▸ **Given entries**:
********************

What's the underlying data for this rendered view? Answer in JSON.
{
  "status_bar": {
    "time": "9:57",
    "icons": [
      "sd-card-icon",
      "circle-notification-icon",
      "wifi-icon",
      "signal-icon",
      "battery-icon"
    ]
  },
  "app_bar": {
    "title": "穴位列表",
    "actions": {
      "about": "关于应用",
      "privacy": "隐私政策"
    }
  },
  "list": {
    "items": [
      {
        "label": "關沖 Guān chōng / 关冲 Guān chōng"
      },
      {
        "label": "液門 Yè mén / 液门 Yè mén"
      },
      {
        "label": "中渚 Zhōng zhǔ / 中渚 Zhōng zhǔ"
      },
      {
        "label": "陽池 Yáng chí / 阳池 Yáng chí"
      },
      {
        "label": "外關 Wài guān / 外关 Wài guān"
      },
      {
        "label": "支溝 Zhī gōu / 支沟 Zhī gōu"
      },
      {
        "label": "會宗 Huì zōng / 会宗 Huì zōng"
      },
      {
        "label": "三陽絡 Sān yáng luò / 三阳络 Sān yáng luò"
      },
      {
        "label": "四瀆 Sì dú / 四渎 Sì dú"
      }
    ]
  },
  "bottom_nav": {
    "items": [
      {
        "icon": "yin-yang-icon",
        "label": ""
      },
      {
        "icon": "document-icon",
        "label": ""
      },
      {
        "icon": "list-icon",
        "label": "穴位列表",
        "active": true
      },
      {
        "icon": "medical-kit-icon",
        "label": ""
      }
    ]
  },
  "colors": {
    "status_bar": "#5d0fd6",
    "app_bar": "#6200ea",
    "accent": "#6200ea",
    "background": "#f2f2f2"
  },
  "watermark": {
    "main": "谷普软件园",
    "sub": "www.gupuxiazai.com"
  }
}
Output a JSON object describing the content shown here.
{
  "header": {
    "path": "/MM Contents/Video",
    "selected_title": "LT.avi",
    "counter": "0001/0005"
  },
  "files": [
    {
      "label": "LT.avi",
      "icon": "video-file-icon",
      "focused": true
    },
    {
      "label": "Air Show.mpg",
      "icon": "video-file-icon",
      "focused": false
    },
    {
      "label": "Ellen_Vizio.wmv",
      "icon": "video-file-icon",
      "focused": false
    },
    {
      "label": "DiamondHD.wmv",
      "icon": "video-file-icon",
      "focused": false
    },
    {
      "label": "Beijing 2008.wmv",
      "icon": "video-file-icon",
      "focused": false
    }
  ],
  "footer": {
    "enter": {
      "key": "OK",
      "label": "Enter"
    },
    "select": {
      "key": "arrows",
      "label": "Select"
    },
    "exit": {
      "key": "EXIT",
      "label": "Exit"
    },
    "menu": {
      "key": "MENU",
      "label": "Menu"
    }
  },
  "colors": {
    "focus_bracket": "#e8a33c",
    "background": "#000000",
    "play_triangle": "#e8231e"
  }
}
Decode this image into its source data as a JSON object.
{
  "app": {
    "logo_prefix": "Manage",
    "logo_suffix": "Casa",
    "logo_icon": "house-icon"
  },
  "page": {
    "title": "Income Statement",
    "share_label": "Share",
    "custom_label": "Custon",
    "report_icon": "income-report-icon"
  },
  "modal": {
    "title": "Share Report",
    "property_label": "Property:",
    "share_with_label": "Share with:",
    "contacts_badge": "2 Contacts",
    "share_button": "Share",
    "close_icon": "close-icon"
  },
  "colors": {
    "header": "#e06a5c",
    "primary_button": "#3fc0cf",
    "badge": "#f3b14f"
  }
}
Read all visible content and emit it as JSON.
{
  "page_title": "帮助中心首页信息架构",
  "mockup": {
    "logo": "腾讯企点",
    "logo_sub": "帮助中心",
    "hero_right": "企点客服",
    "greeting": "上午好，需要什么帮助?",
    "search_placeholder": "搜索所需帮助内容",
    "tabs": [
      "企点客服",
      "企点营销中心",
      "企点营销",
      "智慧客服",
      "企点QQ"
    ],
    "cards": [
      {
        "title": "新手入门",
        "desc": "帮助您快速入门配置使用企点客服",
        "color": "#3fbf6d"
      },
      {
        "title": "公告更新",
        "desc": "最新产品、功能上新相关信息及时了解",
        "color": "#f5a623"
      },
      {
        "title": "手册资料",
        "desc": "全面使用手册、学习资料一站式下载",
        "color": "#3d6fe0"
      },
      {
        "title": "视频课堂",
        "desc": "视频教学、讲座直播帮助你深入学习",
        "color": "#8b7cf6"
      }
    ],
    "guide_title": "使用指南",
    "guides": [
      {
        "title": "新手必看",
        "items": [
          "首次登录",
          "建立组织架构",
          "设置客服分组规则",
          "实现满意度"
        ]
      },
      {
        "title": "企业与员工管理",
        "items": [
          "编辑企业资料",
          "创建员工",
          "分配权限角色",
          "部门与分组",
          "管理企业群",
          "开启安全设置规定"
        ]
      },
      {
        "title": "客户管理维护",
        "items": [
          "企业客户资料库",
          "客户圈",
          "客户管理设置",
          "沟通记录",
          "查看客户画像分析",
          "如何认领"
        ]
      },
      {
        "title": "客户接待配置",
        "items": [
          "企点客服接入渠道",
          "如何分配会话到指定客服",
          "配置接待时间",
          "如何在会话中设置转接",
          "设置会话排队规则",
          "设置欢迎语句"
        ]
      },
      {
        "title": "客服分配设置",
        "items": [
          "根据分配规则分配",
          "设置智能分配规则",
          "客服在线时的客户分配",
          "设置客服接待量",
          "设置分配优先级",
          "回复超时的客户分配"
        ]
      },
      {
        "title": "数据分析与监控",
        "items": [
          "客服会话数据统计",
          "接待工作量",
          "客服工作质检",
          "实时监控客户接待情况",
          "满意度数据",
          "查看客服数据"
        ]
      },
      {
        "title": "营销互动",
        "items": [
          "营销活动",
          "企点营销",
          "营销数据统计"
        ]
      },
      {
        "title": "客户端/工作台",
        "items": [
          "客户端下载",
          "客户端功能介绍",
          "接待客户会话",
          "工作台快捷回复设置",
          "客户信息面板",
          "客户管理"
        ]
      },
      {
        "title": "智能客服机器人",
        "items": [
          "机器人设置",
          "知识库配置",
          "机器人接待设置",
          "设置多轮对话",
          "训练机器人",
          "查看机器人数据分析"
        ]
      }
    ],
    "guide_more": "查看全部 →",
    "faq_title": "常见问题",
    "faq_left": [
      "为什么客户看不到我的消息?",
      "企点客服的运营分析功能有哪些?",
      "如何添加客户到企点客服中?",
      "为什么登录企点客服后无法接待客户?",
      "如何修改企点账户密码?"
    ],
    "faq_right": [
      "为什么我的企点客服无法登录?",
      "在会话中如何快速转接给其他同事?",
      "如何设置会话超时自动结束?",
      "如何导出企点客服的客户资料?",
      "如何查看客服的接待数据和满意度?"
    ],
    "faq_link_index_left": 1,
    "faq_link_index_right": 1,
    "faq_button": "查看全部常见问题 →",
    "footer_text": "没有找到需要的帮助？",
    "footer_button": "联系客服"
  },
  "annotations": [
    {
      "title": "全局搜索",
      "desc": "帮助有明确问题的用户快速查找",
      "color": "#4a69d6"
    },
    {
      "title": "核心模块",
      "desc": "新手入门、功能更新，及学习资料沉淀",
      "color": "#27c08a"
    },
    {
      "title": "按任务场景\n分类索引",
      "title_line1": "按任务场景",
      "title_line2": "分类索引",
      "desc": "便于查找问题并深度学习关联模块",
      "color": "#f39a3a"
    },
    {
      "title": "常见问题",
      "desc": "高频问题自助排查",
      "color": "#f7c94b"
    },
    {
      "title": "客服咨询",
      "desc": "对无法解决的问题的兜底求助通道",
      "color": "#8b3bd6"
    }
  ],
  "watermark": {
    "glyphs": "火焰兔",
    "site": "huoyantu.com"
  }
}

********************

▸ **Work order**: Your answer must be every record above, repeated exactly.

▸ **Solution**:
What's the underlying data for this rendered view? Answer in JSON.
{
  "status_bar": {
    "time": "9:57",
    "icons": [
      "sd-card-icon",
      "circle-notification-icon",
      "wifi-icon",
      "signal-icon",
      "battery-icon"
    ]
  },
  "app_bar": {
    "title": "穴位列表",
    "actions": {
      "about": "关于应用",
      "privacy": "隐私政策"
    }
  },
  "list": {
    "items": [
      {
        "label": "關沖 Guān chōng / 关冲 Guān chōng"
      },
      {
        "label": "液門 Yè mén / 液门 Yè mén"
      },
      {
        "label": "中渚 Zhōng zhǔ / 中渚 Zhōng zhǔ"
      },
      {
        "label": "陽池 Yáng chí / 阳池 Yáng chí"
      },
      {
        "label": "外關 Wài guān / 外关 Wài guān"
      },
      {
        "label": "支溝 Zhī gōu / 支沟 Zhī gōu"
      },
      {
        "label": "會宗 Huì zōng / 会宗 Huì zōng"
      },
      {
        "label": "三陽絡 Sān yáng luò / 三阳络 Sān yáng luò"
      },
      {
        "label": "四瀆 Sì dú / 四渎 Sì dú"
      }
    ]
  },
  "bottom_nav": {
    "items": [
      {
        "icon": "yin-yang-icon",
        "label": ""
      },
      {
        "icon": "document-icon",
        "label": ""
      },
      {
        "icon": "list-icon",
        "label": "穴位列表",
        "active": true
      },
      {
        "icon": "medical-kit-icon",
        "label": ""
      }
    ]
  },
  "colors": {
    "status_bar": "#5d0fd6",
    "app_bar": "#6200ea",
    "accent": "#6200ea",
    "background": "#f2f2f2"
  },
  "watermark": {
    "main": "谷普软件园",
    "sub": "www.gupuxiazai.com"
  }
}
Output a JSON object describing the content shown here.
{
  "header": {
    "path": "/MM Contents/Video",
    "selected_title": "LT.avi",
    "counter": "0001/0005"
  },
  "files": [
    {
      "label": "LT.avi",
      "icon": "video-file-icon",
      "focused": true
    },
    {
      "label": "Air Show.mpg",
      "icon": "video-file-icon",
      "focused": false
    },
    {
      "label": "Ellen_Vizio.wmv",
      "icon": "video-file-icon",
      "focused": false
    },
    {
      "label": "DiamondHD.wmv",
      "icon": "video-file-icon",
      "focused": false
    },
    {
      "label": "Beijing 2008.wmv",
      "icon": "video-file-icon",
      "focused": false
    }
  ],
  "footer": {
    "enter": {
      "key": "OK",
      "label": "Enter"
    },
    "select": {
      "key": "arrows",
      "label": "Select"
    },
    "exit": {
      "key": "EXIT",
      "label": "Exit"
    },
    "menu": {
      "key": "MENU",
      "label": "Menu"
    }
  },
  "colors": {
    "focus_bracket": "#e8a33c",
    "background": "#000000",
    "play_triangle": "#e8231e"
  }
}
Decode this image into its source data as a JSON object.
{
  "app": {
    "logo_prefix": "Manage",
    "logo_suffix": "Casa",
    "logo_icon": "house-icon"
  },
  "page": {
    "title": "Income Statement",
    "share_label": "Share",
    "custom_label": "Custon",
    "report_icon": "income-report-icon"
  },
  "modal": {
    "title": "Share Report",
    "property_label": "Property:",
    "share_with_label": "Share with:",
    "contacts_badge": "2 Contacts",
    "share_button": "Share",
    "close_icon": "close-icon"
  },
  "colors": {
    "header": "#e06a5c",
    "primary_button": "#3fc0cf",
    "badge": "#f3b14f"
  }
}
Read all visible content and emit it as JSON.
{
  "page_title": "帮助中心首页信息架构",
  "mockup": {
    "logo": "腾讯企点",
    "logo_sub": "帮助中心",
    "hero_right": "企点客服",
    "greeting": "上午好，需要什么帮助?",
    "search_placeholder": "搜索所需帮助内容",
    "tabs": [
      "企点客服",
      "企点营销中心",
      "企点营销",
      "智慧客服",
      "企点QQ"
    ],
    "cards": [
      {
        "title": "新手入门",
        "desc": "帮助您快速入门配置使用企点客服",
        "color": "#3fbf6d"
      },
      {
        "title": "公告更新",
        "desc": "最新产品、功能上新相关信息及时了解",
        "color": "#f5a623"
      },
      {
        "title": "手册资料",
        "desc": "全面使用手册、学习资料一站式下载",
        "color": "#3d6fe0"
      },
      {
        "title": "视频课堂",
        "desc": "视频教学、讲座直播帮助你深入学习",
        "color": "#8b7cf6"
      }
    ],
    "guide_title": "使用指南",
    "guides": [
      {
        "title": "新手必看",
        "items": [
          "首次登录",
          "建立组织架构",
          "设置客服分组规则",
          "实现满意度"
        ]
      },
      {
        "title": "企业与员工管理",
        "items": [
          "编辑企业资料",
          "创建员工",
          "分配权限角色",
          "部门与分组",
          "管理企业群",
          "开启安全设置规定"
        ]
      },
      {
        "title": "客户管理维护",
        "items": [
          "企业客户资料库",
          "客户圈",
          "客户管理设置",
          "沟通记录",
          "查看客户画像分析",
          "如何认领"
        ]
      },
      {
        "title": "客户接待配置",
        "items": [
          "企点客服接入渠道",
          "如何分配会话到指定客服",
          "配置接待时间",
          "如何在会话中设置转接",
          "设置会话排队规则",
          "设置欢迎语句"
        ]
      },
      {
        "title": "客服分配设置",
        "items": [
          "根据分配规则分配",
          "设置智能分配规则",
          "客服在线时的客户分配",
          "设置客服接待量",
          "设置分配优先级",
          "回复超时的客户分配"
        ]
      },
      {
        "title": "数据分析与监控",
        "items": [
          "客服会话数据统计",
          "接待工作量",
          "客服工作质检",
          "实时监控客户接待情况",
          "满意度数据",
          "查看客服数据"
        ]
      },
      {
        "title": "营销互动",
        "items": [
          "营销活动",
          "企点营销",
          "营销数据统计"
        ]
      },
      {
        "title": "客户端/工作台",
        "items": [
          "客户端下载",
          "客户端功能介绍",
          "接待客户会话",
          "工作台快捷回复设置",
          "客户信息面板",
          "客户管理"
        ]
      },
      {
        "title": "智能客服机器人",
        "items": [
          "机器人设置",
          "知识库配置",
          "机器人接待设置",
          "设置多轮对话",
          "训练机器人",
          "查看机器人数据分析"
        ]
      }
    ],
    "guide_more": "查看全部 →",
    "faq_title": "常见问题",
    "faq_left": [
      "为什么客户看不到我的消息?",
      "企点客服的运营分析功能有哪些?",
      "如何添加客户到企点客服中?",
      "为什么登录企点客服后无法接待客户?",
      "如何修改企点账户密码?"
    ],
    "faq_right": [
      "为什么我的企点客服无法登录?",
      "在会话中如何快速转接给其他同事?",
      "如何设置会话超时自动结束?",
      "如何导出企点客服的客户资料?",
      "如何查看客服的接待数据和满意度?"
    ],
    "faq_link_index_left": 1,
    "faq_link_index_right": 1,
    "faq_button": "查看全部常见问题 →",
    "footer_text": "没有找到需要的帮助？",
    "footer_button": "联系客服"
  },
  "annotations": [
    {
      "title": "全局搜索",
      "desc": "帮助有明确问题的用户快速查找",
      "color": "#4a69d6"
    },
    {
      "title": "核心模块",
      "desc": "新手入门、功能更新，及学习资料沉淀",
      "color": "#27c08a"
    },
    {
      "title": "按任务场景\n分类索引",
      "title_line1": "按任务场景",
      "title_line2": "分类索引",
      "desc": "便于查找问题并深度学习关联模块",
      "color": "#f39a3a"
    },
    {
      "title": "常见问题",
      "desc": "高频问题自助排查",
      "color": "#f7c94b"
    },
    {
      "title": "客服咨询",
      "desc": "对无法解决的问题的兜底求助通道",
      "color": "#8b3bd6"
    }
  ],
  "watermark": {
    "glyphs": "火焰兔",
    "site": "huoyantu.com"
  }
}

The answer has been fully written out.